WHAT TO PRODUCE
Leaving out only the pictures, write out all the entries exactly.

Website and app data records:
%%

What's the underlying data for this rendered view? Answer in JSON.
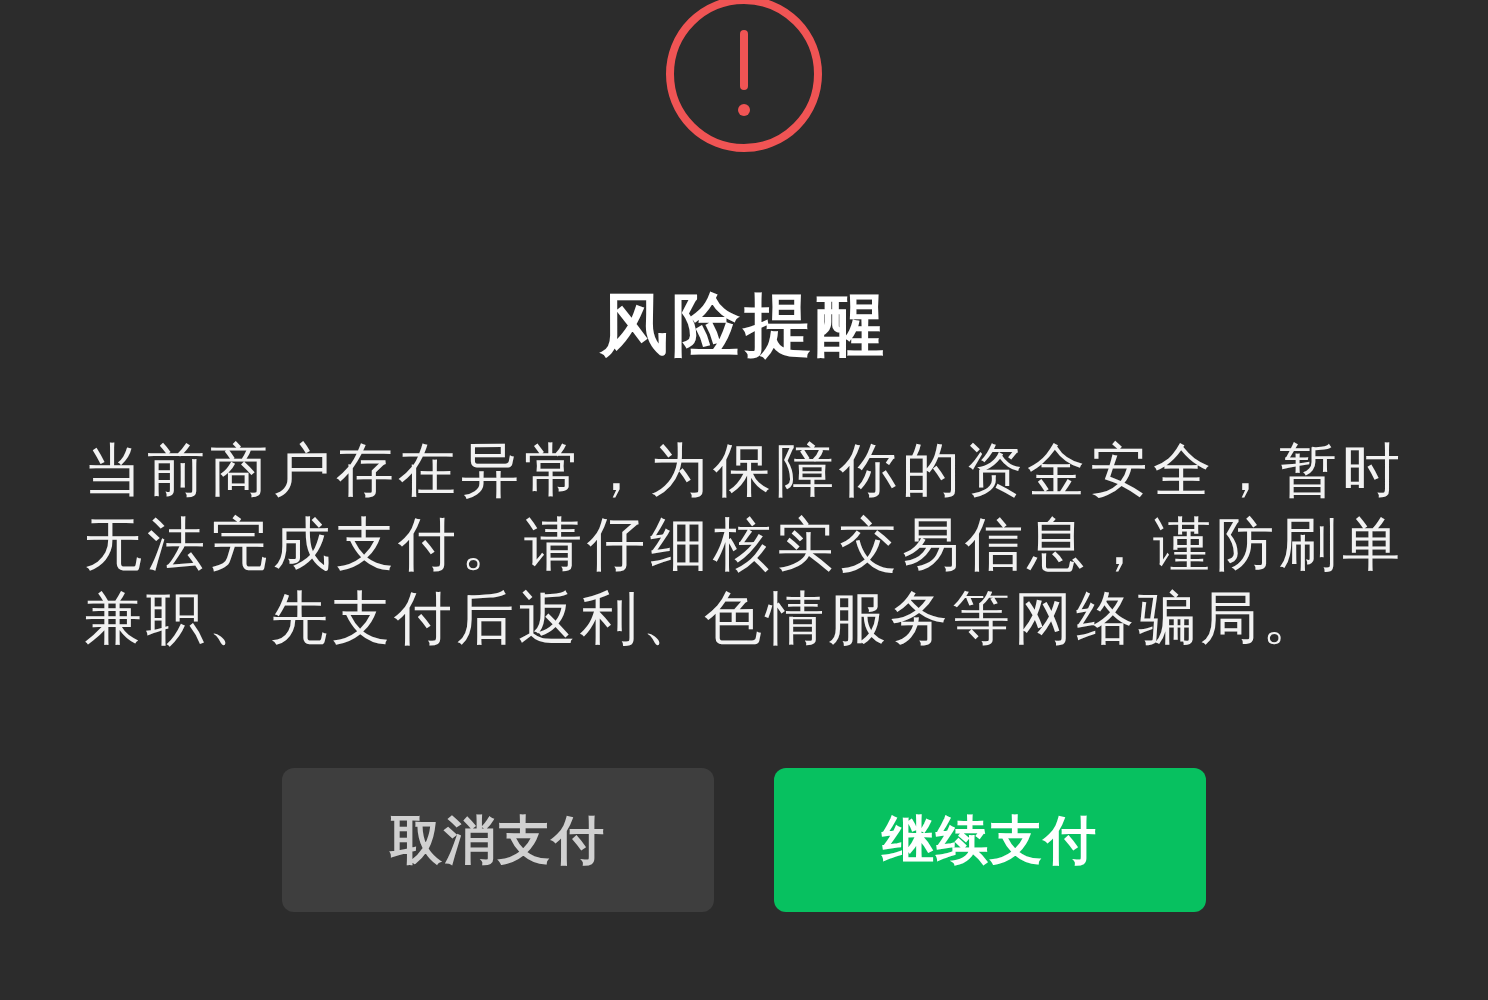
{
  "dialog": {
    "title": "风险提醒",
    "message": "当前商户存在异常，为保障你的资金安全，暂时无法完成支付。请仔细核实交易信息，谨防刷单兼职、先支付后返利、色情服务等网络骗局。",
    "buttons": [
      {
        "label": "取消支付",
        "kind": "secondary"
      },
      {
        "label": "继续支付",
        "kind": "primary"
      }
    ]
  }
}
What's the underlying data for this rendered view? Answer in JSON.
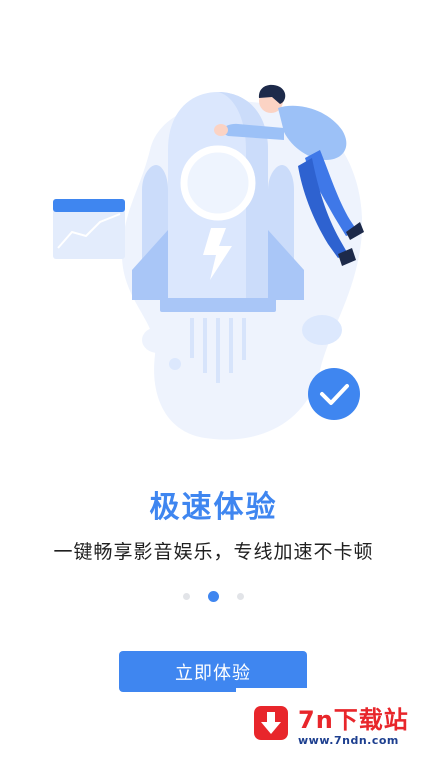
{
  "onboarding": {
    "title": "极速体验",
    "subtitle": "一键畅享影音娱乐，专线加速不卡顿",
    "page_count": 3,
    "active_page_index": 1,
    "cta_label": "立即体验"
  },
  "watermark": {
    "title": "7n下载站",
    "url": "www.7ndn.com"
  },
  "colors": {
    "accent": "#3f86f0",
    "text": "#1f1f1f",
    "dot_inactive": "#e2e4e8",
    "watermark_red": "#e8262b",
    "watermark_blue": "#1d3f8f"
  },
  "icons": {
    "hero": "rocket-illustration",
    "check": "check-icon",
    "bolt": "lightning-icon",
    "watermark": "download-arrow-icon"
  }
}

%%

EXERCISE RESPONSE
What's the underlying data for this rendered view? Answer in JSON.
{
  "dialog": {
    "title": "风险提醒",
    "message": "当前商户存在异常，为保障你的资金安全，暂时无法完成支付。请仔细核实交易信息，谨防刷单兼职、先支付后返利、色情服务等网络骗局。",
    "buttons": [
      {
        "label": "取消支付",
        "kind": "secondary"
      },
      {
        "label": "继续支付",
        "kind": "primary"
      }
    ]
  }
}
What's the underlying data for this rendered view? Answer in JSON.
{
  "onboarding": {
    "title": "极速体验",
    "subtitle": "一键畅享影音娱乐，专线加速不卡顿",
    "page_count": 3,
    "active_page_index": 1,
    "cta_label": "立即体验"
  },
  "watermark": {
    "title": "7n下载站",
    "url": "www.7ndn.com"
  },
  "colors": {
    "accent": "#3f86f0",
    "text": "#1f1f1f",
    "dot_inactive": "#e2e4e8",
    "watermark_red": "#e8262b",
    "watermark_blue": "#1d3f8f"
  },
  "icons": {
    "hero": "rocket-illustration",
    "check": "check-icon",
    "bolt": "lightning-icon",
    "watermark": "download-arrow-icon"
  }
}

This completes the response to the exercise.